Shankar Subramanian, Angus Deaton / India / 1996

Calorie spending is relatively income inelastic, indicating that increases in income will not necessarily lead to large increases in nutrition spending.

Claude Steele, Joshua Aronson / USA / 1995

Using an experiment, the authors find that African-Americans performed poorly on a verbal exam when anticipating "stereotype threat".

Mark Montgomery, Aka Kouamle, Raylynn Oliver / Cote d'Ivoire, Ghana / 1995

Various papers examine the trade-off between fertility and schooling; evidence from Cote d'Ivoire and Ghana shows children from larger families receiving more education, rather than less.

Andrew Foster, Mark Rosenzweig / Philippines / 1994

Farm workers exert less effort when employed under time-wage payment schemes and share-tenancy contracts, as compared to piece-rate payment schemes.

Lant H. Pritchett / Global / 1994

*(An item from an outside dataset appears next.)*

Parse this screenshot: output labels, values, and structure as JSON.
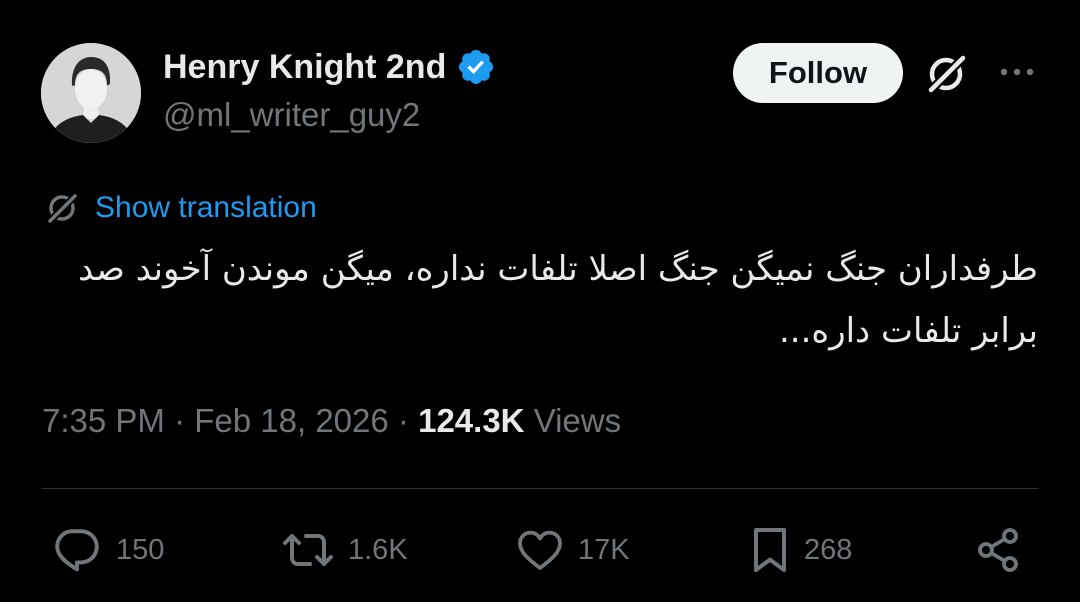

A cross-country analysis demonstrating the demand-driven nature of fertility: desired fertility explains ninety percent of cross-country differences in fertility rates.

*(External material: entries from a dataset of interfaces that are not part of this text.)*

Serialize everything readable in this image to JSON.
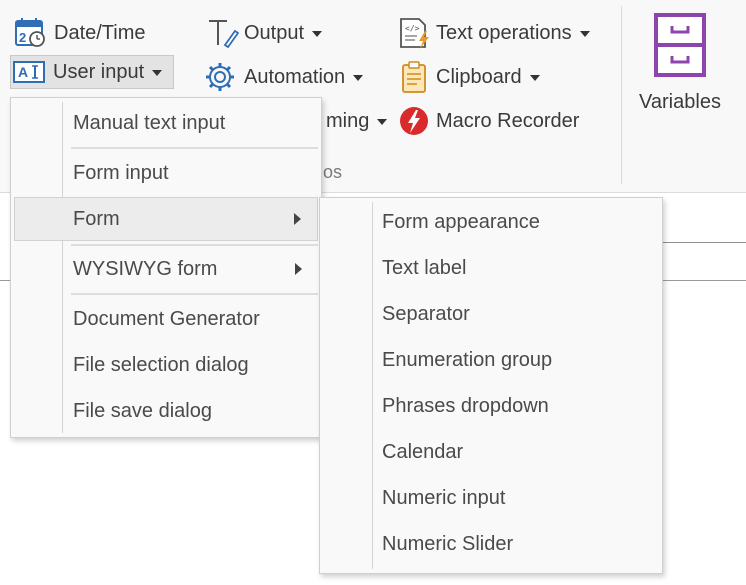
{
  "ribbon": {
    "buttons": {
      "date_time": "Date/Time",
      "user_input": "User input",
      "output": "Output",
      "automation": "Automation",
      "programming": "ming",
      "text_operations": "Text operations",
      "clipboard": "Clipboard",
      "macro_recorder": "Macro Recorder",
      "variables": "Variables"
    },
    "group_label": "os"
  },
  "user_input_menu": {
    "items": [
      {
        "label": "Manual text input"
      },
      {
        "label": "Form input"
      },
      {
        "label": "Form",
        "has_submenu": true,
        "highlighted": true
      },
      {
        "label": "WYSIWYG form",
        "has_submenu": true
      },
      {
        "label": "Document Generator"
      },
      {
        "label": "File selection dialog"
      },
      {
        "label": "File save dialog"
      }
    ]
  },
  "form_submenu": {
    "items": [
      {
        "label": "Form appearance"
      },
      {
        "label": "Text label"
      },
      {
        "label": "Separator"
      },
      {
        "label": "Enumeration group"
      },
      {
        "label": "Phrases dropdown"
      },
      {
        "label": "Calendar"
      },
      {
        "label": "Numeric input"
      },
      {
        "label": "Numeric Slider"
      }
    ]
  },
  "colors": {
    "icon_blue": "#2f6db5",
    "icon_purple": "#8e44ad",
    "icon_red": "#d92b2b",
    "icon_orange": "#e59b2e",
    "menu_bg": "#f9f9f9",
    "highlight_bg": "#ececec"
  },
  "icons": [
    "calendar-icon",
    "text-cursor-icon",
    "pen-output-icon",
    "gear-icon",
    "code-document-icon",
    "clipboard-icon",
    "lightning-macro-icon",
    "cabinet-icon",
    "submenu-arrow-icon"
  ]
}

John Bongaarts / Global / 1994

A global summary of demographic trends, with predicted world population peaking at 10.4 billion in 2100.

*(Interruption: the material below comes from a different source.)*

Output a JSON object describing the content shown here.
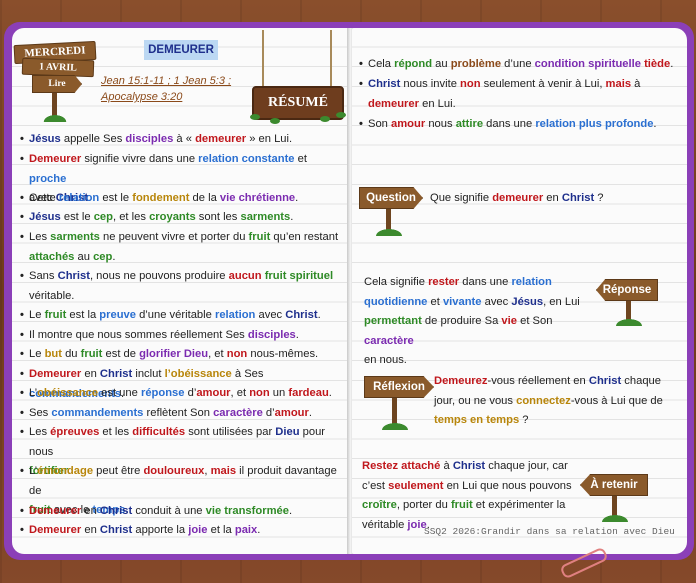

Christopher Udry / Nigeria / 1994

Examines village risk-sharing markets, in particular loan repayment in the presence of shocks, in rural Nigeria.

Michael Kremer / Global / 1993

Demonstrates that countries with large initial populations have had righter rates of technological change and subsequent economic growth.

Mark Pitt, Mark Rosenzweig, Donna Gibbons / Indonesia / 1993

From the abstract: "The empirical results indicate that the presence of grade and middle schools in villages has a significant positive effect on the school attendance rates of teenagers. The presence of health clinics in villages also positively affects the schooling of females ages 10

Hans Binswanger, Mark Rosenzweig / India / 1993

From the abstract: "This paper utilizes panel data from rural India to examine how the composition of asset holdings varies across farme rs with different levels of total wealth and across farmers facing different degrees of weather risk."